I know when I should have left. It was the day I cried and told you I was leaving forever and you insisted that I stay, that I forget everything else, think only of our love. I see it so clearly now. That is the moment, when I should have turned and walked away from you.

The evening sun had cast shadows of the guava tree on the wall opposite. No breeze blew. Nothing moved. It was as if the universe was waiting with bated breath to hear my answer.

I looked at a kite circling high above in the sky and wished I was the prey it was looking for. Snatched off the earth by strong claws and devoured atop a tall coconut tree somewhere. It seemed a welcome end to the hurt and helplessness I felt.

The kite alighted on the nearest coconut tree, the noise of it’s flapping wind reaching us below. Perhaps it wanted to have a ringside view of the beginnings of the tragic drama about to unfold. I did not fail the universe, especially not the kite. True to the form of lovers around the world, I clutched at the inconsequential straw you waved as if it was something substantial, and cried fresh tears. Of remorse, of happiness that seemed within my reach again. The love in your voice was not something I could resist.

My moment was thus lost.

I stayed.

As if agreeing with my decision, the breeze decided to breathe into the branches of the guava tree just then, swaying it this way and that, making the shadows on the wall dance. It looked like a dance of joy to me. I smiled through my tears. Looking back I wonder, had it not been the macabre dance of doom? How could I have missed the dark twilight shades or the tone of resignation in the murmurs of the leaves?

The next morning I found the first guava of the season that the tree had to offer. It lay beneath the tree, a perfect light green globe, smooth, not a single blemish on it. How had the birds missed it, I mused, a beautiful succulent fruit like this one? I took it as a good omen. As I bit into it I wished you were with me to share it. But it didn’t matter, did it? There would be other guava seasons when you got back. We’d sit beneath the tree and share them together.
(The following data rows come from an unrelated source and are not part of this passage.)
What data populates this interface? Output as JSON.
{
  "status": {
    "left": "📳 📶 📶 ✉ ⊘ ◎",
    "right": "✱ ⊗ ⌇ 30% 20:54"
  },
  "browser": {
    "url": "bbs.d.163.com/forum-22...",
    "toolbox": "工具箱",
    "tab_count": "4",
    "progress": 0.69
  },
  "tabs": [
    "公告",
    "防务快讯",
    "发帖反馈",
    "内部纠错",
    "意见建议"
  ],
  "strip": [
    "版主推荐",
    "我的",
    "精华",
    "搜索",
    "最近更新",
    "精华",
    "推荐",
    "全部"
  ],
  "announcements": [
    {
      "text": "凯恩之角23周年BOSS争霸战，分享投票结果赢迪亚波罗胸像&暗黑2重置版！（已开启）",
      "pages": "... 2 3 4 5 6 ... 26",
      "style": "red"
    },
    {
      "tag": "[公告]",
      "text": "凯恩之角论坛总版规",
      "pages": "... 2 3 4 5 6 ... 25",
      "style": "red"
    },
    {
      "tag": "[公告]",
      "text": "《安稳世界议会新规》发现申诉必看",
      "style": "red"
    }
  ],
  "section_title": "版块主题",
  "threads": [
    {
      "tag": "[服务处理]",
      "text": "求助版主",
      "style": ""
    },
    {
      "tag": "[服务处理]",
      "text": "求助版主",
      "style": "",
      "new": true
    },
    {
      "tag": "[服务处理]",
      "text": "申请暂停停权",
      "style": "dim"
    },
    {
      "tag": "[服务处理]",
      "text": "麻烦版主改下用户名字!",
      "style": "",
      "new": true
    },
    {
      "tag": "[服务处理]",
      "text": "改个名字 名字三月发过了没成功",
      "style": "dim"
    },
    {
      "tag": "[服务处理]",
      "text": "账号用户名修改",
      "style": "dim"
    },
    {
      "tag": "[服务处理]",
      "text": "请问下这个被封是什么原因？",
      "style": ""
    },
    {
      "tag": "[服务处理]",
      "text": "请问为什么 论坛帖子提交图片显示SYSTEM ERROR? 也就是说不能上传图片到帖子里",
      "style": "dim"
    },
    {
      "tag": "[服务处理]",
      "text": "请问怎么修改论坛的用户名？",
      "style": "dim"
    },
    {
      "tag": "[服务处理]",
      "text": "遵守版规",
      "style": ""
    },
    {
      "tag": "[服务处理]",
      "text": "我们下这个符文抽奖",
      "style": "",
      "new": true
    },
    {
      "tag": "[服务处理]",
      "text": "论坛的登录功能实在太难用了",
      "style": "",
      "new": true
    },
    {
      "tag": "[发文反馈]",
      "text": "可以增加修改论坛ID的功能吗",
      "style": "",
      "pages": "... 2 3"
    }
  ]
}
I spent more and more time beneath the wide canopy of the tree. I would sit with my back against the sturdy trunk, my eyes closed, in my ears the sound of river water lapping against the banks. Now and then I’d inhale the aroma from a few crushed guava leaves held securely in my palm. It never failed to bring back memories and I ached for your kiss that tasted of the freshness of green guavas.

What? You want to read the rest of it? For that you will have to wait, no? 😉

 ©Shail Mohan 2015

NaBloPoMo May 2015